This volume has the definitive 1884 Nisbet edition of Havergal's poems, and all of the other poems found in research for the new edition of The Complete Works of Frances Ridley Havergal. How does one describe F.R.H.'s poetry? Rich both in content and presentation, full of truth and love, probing thought conveyed with beautiful art. One contemporaneous reviewer of her first published book, The Ministry of Song, wrote this: "Genuine poetry. Many a bowed-down heart can in its pages be reminded of the way of peace, and of Him who can alone give that peace which the world cannot give, and in a way which is not the world's way."-Press and St. James's Chronicle. Another reviewer wrote, "Critical nicety and power of phrase, variety of treatment, wealth and naturalness, lucid exposition. The grace, tenderness, purity, and devotional spirit of Miss Havergal's volume will make it warmly welcomed wherever Christian song and Christian sentiment are loved and appreciated."-Morning Advertiser. One more reviewer wrote, "Pure and elevating thoughts, pleasant fancy, and musical verse; remarkable for originality of thought as well as for graceful treatment."-Literary World. Charles Spurgeon said: "There is a centre to every storm where perfect calm reigns. There is a point within the circle of the most consumeing flame where life is possible without any danger to its being consumed. Miss Havergal seems to me to have got into the very centre of the storms that are disturbing others, and abides in perfect peace. She seems to have penetrated to the very heart of God who is a consumeing fire, and rests absolutely in His love. She could never have written as she has except for an extraordinary intimacy with God." In our own time, Rev. Iain H. Murray, founding trustee of the Banner of Truth Trust, wrote: "Frances Ridley Havergal was one of the most gifted poets ever to write for the Christian church. To this day some of her hymns are sung and loved all over the world, yet much of her no-less valuable writing and poetry has long been scarce and little known. I am thankful that the Havergal Trust has been founded to remedy this lack, and the Havergal books that they have already so attractively brought back into circulation deserve to be widely known. They show unusual natural gifts wedded to a strong evangelical theology, and like all the foremost Christian writers she speaks to the heart as well as to the mind.

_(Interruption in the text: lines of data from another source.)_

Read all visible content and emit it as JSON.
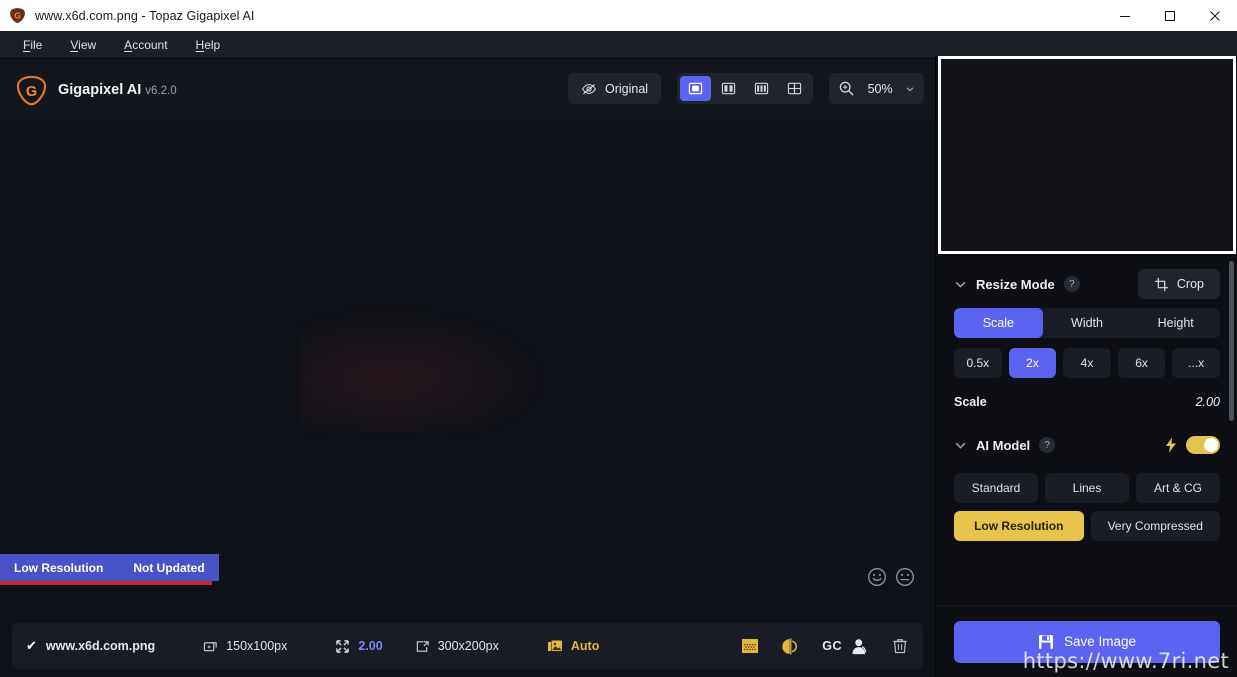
{
  "window": {
    "title": "www.x6d.com.png - Topaz Gigapixel AI",
    "minimize_label": "–",
    "maximize_label": "□",
    "close_label": "✕"
  },
  "menubar": {
    "items": [
      {
        "label": "File",
        "accel": "F",
        "rest": "ile"
      },
      {
        "label": "View",
        "accel": "V",
        "rest": "iew"
      },
      {
        "label": "Account",
        "accel": "A",
        "rest": "ccount"
      },
      {
        "label": "Help",
        "accel": "H",
        "rest": "elp"
      }
    ]
  },
  "header": {
    "brand_name": "Gigapixel AI",
    "brand_version": "v6.2.0",
    "original_label": "Original",
    "view_modes": [
      {
        "name": "single-view",
        "active": true
      },
      {
        "name": "split-two-view",
        "active": false
      },
      {
        "name": "split-three-view",
        "active": false
      },
      {
        "name": "grid-view",
        "active": false
      }
    ],
    "zoom_value": "50%",
    "zoom_chevron": "⌄"
  },
  "canvas": {
    "badge_low_resolution": "Low Resolution",
    "badge_not_updated": "Not Updated",
    "feedback_positive": "☺",
    "feedback_neutral": "☹"
  },
  "filmstrip": {
    "checked": "✔",
    "filename": "www.x6d.com.png",
    "input_size": "150x100px",
    "scale": "2.00",
    "output_size": "300x200px",
    "mode": "Auto",
    "gc_label": "GC"
  },
  "panel": {
    "resize": {
      "title": "Resize Mode",
      "help": "?",
      "chevron": "⌄",
      "crop_label": "Crop",
      "tabs": [
        {
          "label": "Scale",
          "active": true
        },
        {
          "label": "Width",
          "active": false
        },
        {
          "label": "Height",
          "active": false
        }
      ],
      "chips": [
        {
          "label": "0.5x",
          "active": false
        },
        {
          "label": "2x",
          "active": true
        },
        {
          "label": "4x",
          "active": false
        },
        {
          "label": "6x",
          "active": false
        },
        {
          "label": "...x",
          "active": false
        }
      ],
      "scale_key": "Scale",
      "scale_value": "2.00"
    },
    "ai_model": {
      "title": "AI Model",
      "help": "?",
      "chevron": "⌄",
      "toggle_on": true,
      "models_row1": [
        {
          "label": "Standard",
          "active": false
        },
        {
          "label": "Lines",
          "active": false
        },
        {
          "label": "Art & CG",
          "active": false
        }
      ],
      "models_row2": [
        {
          "label": "Low Resolution",
          "active": true
        },
        {
          "label": "Very Compressed",
          "active": false
        }
      ]
    },
    "save_label": "Save Image"
  },
  "watermark": "https://www.7ri.net",
  "colors": {
    "accent_blue": "#5b63f0",
    "accent_gold": "#e9c44c",
    "badge_blue": "#4a52c8",
    "badge_red": "#bf2b33",
    "panel_bg": "#0d0f14"
  }
}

About the Author Frances Ridley Havergal's formal education ended when she was seventeen, with one term at a young women's school in Dusseldorf, Germany, yet she was a true scholar all her life. Fluent in German and French and nearly so in Italian, she read and loved the Reformers in Latin, German, and French. Knowledge was never an end in itself, only a means to know better her Lord and Saviour and to help to bring others to know Him. The Bible was her only Book, and she studied deeply the Hebrew and Greek texts of Scripture, memorized nearly all the New Testament and large portions of the Old Testament, and loved the Author with all her being. Frances was brought to a saving knowledge of Christ when she was fourteen, and the rest of her life was consecrated to her Savior, the Lord Jesus. Keenly aware of her own sinfulness and inability, her sole desire was to please and glorify Him alone. Very finely gifted, she was truly diligent with her gifts: her poetry is among the finest Christian verse in the English language, after George Herbert; her prose works are deeply beneficial; a musician to the core, she left behind important compositions. Like her works, her life richly touched the ones near her and countless many who met or heard her. The Lord Jesus Christ was her alone, only beauty, and she glowed Him and His truth. These books are taken from the newly prepared edition of The Complete Works of Frances Ridley Havergal. Never wanting attention to herself, Frances' desire of her heart was for herself and for others to know her King, the Lord Jesus Christ. Her works are a gold-mine of help and enrichment. As her sister Maria, wrote, Knowing her intense desire that Christ should be magnified, whether by her life or in her death, may it be to His glory that in these pages she, being dead, "Yet speaketh !" David L. Chalkley and Glen T. Wegge, editors